Toyota has announced a $1.3 billion investment in its Kentucky manufacturing facility to begin producing an all-new 3-row electric SUV for the U.S. market. This latest investment brings Toyota’s total spending on the Georgetown plant close to $10 billion.
The funding will support retooling efforts to enable electric vehicle assembly at the factory. Toyota will also add a battery pack production line on-site, sourcing batteries from their North Carolina plant.
Governor Andy Beshear welcomed the news, praising Toyota for its commitment to Kentucky and for providing well-paying jobs. The Georgetown Toyota plant opened in 1986 and currently employs around 9,400 Kentuckians who manufacture popular models like the Camry.
Toyota emphasized the investment reinforces their dedication to vehicle electrification and U.S. manufacturing.

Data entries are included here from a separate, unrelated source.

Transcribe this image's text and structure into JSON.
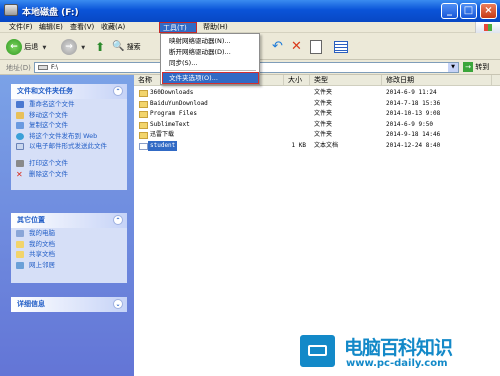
{
  "window": {
    "title": "本地磁盘 (F:)",
    "minimize": "_",
    "maximize": "□",
    "close": "×"
  },
  "menubar": {
    "file": "文件(F)",
    "edit": "编辑(E)",
    "view": "查看(V)",
    "favorites": "收藏(A)",
    "tools": "工具(T)",
    "help": "帮助(H)"
  },
  "toolbar": {
    "back": "后退",
    "back_glyph": "←",
    "forward_glyph": "→",
    "up_glyph": "⬆",
    "search": "搜索",
    "search_glyph": "🔍",
    "undo_glyph": "↶",
    "delete_glyph": "✕"
  },
  "address": {
    "label": "地址(D)",
    "value": "F:\\",
    "go": "转到",
    "go_glyph": "→"
  },
  "tools_menu": {
    "items": [
      "映射网络驱动器(N)...",
      "断开网络驱动器(D)...",
      "同步(S)...",
      "文件夹选项(O)..."
    ],
    "highlighted_index": 3
  },
  "side_panel": {
    "tasks": {
      "title": "文件和文件夹任务",
      "items": [
        "重命名这个文件",
        "移动这个文件",
        "复制这个文件",
        "将这个文件发布到 Web",
        "以电子邮件形式发送此文件",
        "打印这个文件",
        "删除这个文件"
      ]
    },
    "other": {
      "title": "其它位置",
      "items": [
        "我的电脑",
        "我的文档",
        "共享文档",
        "网上邻居"
      ]
    },
    "details": {
      "title": "详细信息"
    },
    "chevron_glyph": "⌃",
    "chevron_down_glyph": "⌄"
  },
  "file_list": {
    "columns": {
      "name": "名称",
      "size": "大小",
      "type": "类型",
      "date": "修改日期"
    },
    "rows": [
      {
        "name": "360Downloads",
        "size": "",
        "type": "文件夹",
        "date": "2014-6-9 11:24"
      },
      {
        "name": "BaiduYunDownload",
        "size": "",
        "type": "文件夹",
        "date": "2014-7-18 15:36"
      },
      {
        "name": "Program Files",
        "size": "",
        "type": "文件夹",
        "date": "2014-10-13 9:08"
      },
      {
        "name": "SublimeText",
        "size": "",
        "type": "文件夹",
        "date": "2014-6-9 9:50"
      },
      {
        "name": "迅雷下载",
        "size": "",
        "type": "文件夹",
        "date": "2014-9-18 14:46"
      },
      {
        "name": "student",
        "size": "1 KB",
        "type": "文本文档",
        "date": "2014-12-24 8:40"
      }
    ],
    "selected_index": 5
  },
  "watermark": {
    "brand_cn": "电脑百科知识",
    "brand_en": "www.pc-daily.com"
  },
  "colors": {
    "title_bar": "#0a54d8",
    "side_panel": "#7ba2e7",
    "selection": "#316ac5",
    "highlight_border": "#d32f2f",
    "watermark": "#1389c8"
  }
}
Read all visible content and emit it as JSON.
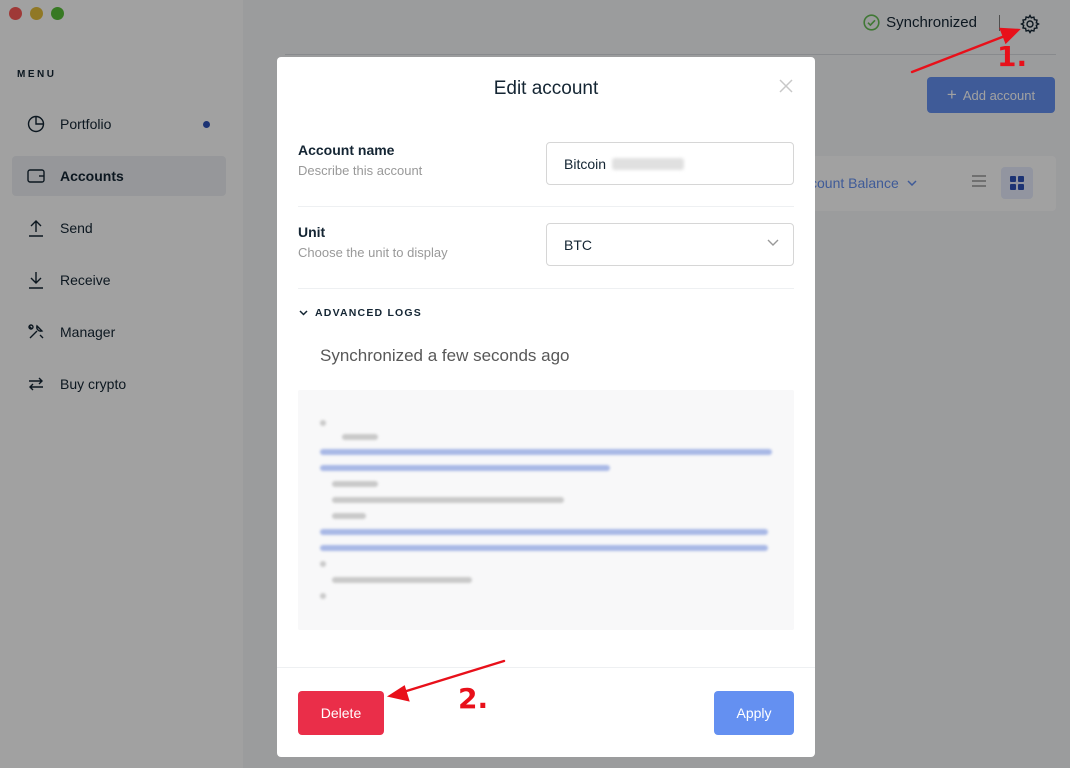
{
  "sidebar": {
    "menu_title": "MENU",
    "items": [
      {
        "label": "Portfolio",
        "icon": "pie-chart-icon"
      },
      {
        "label": "Accounts",
        "icon": "wallet-icon"
      },
      {
        "label": "Send",
        "icon": "arrow-up-icon"
      },
      {
        "label": "Receive",
        "icon": "arrow-down-icon"
      },
      {
        "label": "Manager",
        "icon": "tools-icon"
      },
      {
        "label": "Buy crypto",
        "icon": "exchange-icon"
      }
    ]
  },
  "topbar": {
    "sync_label": "Synchronized",
    "add_account_label": "Add account",
    "sort_label": "ccount Balance"
  },
  "modal": {
    "title": "Edit account",
    "account_name": {
      "label": "Account name",
      "description": "Describe this account",
      "value": "Bitcoin"
    },
    "unit": {
      "label": "Unit",
      "description": "Choose the unit to display",
      "value": "BTC"
    },
    "advanced_logs_label": "ADVANCED LOGS",
    "sync_text": "Synchronized a few seconds ago",
    "delete_label": "Delete",
    "apply_label": "Apply"
  },
  "annotations": {
    "label_1": "1.",
    "label_2": "2.",
    "color": "#e8101a"
  },
  "colors": {
    "accent": "#6490f1",
    "danger": "#ea2e49",
    "success": "#66be54"
  }
}
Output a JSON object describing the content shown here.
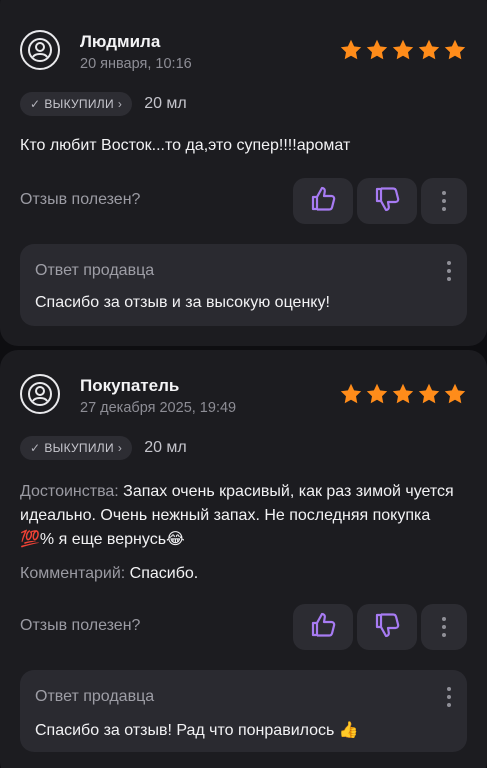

The new electric SUV produced in Kentucky will be Toyota’s first battery electric vehicle made in North America.
Expanding domestic electric vehicle and battery production capacity aligns with Toyota’s portfolio approach to zero-emission vehicles. By manufacturing EVs and batteries locally, they aim to meet increasing consumer demand for electrified powertrains.
The announcement comes amongst $17 billion in new U.S. investments by Toyota over the past two years focusing on electrification efforts. Kentucky plant manager Kerry Creech said generations of local Toyota employees have prepared for this next phase supporting electric models.
This is interesting development considering Toyota has historically been behind on their EVs development.